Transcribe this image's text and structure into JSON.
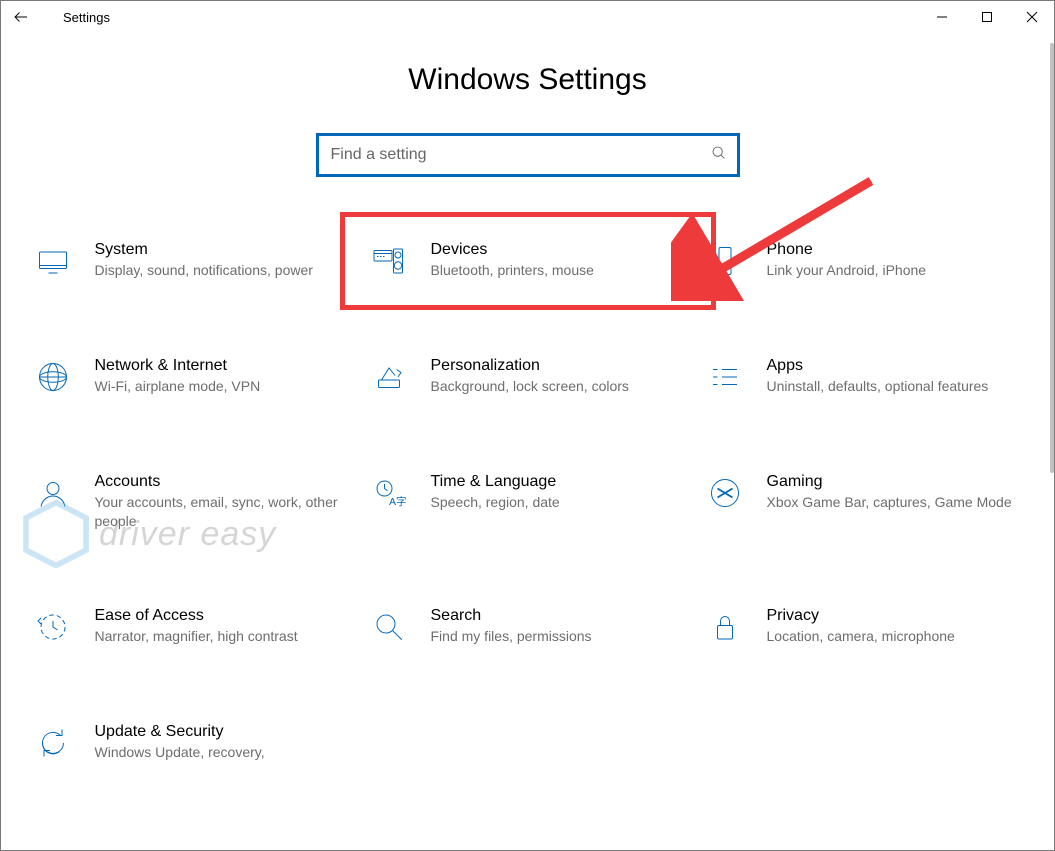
{
  "window_title": "Settings",
  "page_title": "Windows Settings",
  "search": {
    "placeholder": "Find a setting"
  },
  "tiles": [
    {
      "id": "system",
      "title": "System",
      "desc": "Display, sound, notifications, power"
    },
    {
      "id": "devices",
      "title": "Devices",
      "desc": "Bluetooth, printers, mouse",
      "highlight": true
    },
    {
      "id": "phone",
      "title": "Phone",
      "desc": "Link your Android, iPhone"
    },
    {
      "id": "network",
      "title": "Network & Internet",
      "desc": "Wi-Fi, airplane mode, VPN"
    },
    {
      "id": "personalization",
      "title": "Personalization",
      "desc": "Background, lock screen, colors"
    },
    {
      "id": "apps",
      "title": "Apps",
      "desc": "Uninstall, defaults, optional features"
    },
    {
      "id": "accounts",
      "title": "Accounts",
      "desc": "Your accounts, email, sync, work, other people"
    },
    {
      "id": "time",
      "title": "Time & Language",
      "desc": "Speech, region, date"
    },
    {
      "id": "gaming",
      "title": "Gaming",
      "desc": "Xbox Game Bar, captures, Game Mode"
    },
    {
      "id": "ease",
      "title": "Ease of Access",
      "desc": "Narrator, magnifier, high contrast"
    },
    {
      "id": "search",
      "title": "Search",
      "desc": "Find my files, permissions"
    },
    {
      "id": "privacy",
      "title": "Privacy",
      "desc": "Location, camera, microphone"
    },
    {
      "id": "update",
      "title": "Update & Security",
      "desc": "Windows Update, recovery,"
    }
  ],
  "watermark_text": "driver easy",
  "annotation": {
    "type": "arrow",
    "target": "devices",
    "color": "#ee3a3a"
  }
}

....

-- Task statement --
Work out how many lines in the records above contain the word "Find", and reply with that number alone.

-- Output of the task --
2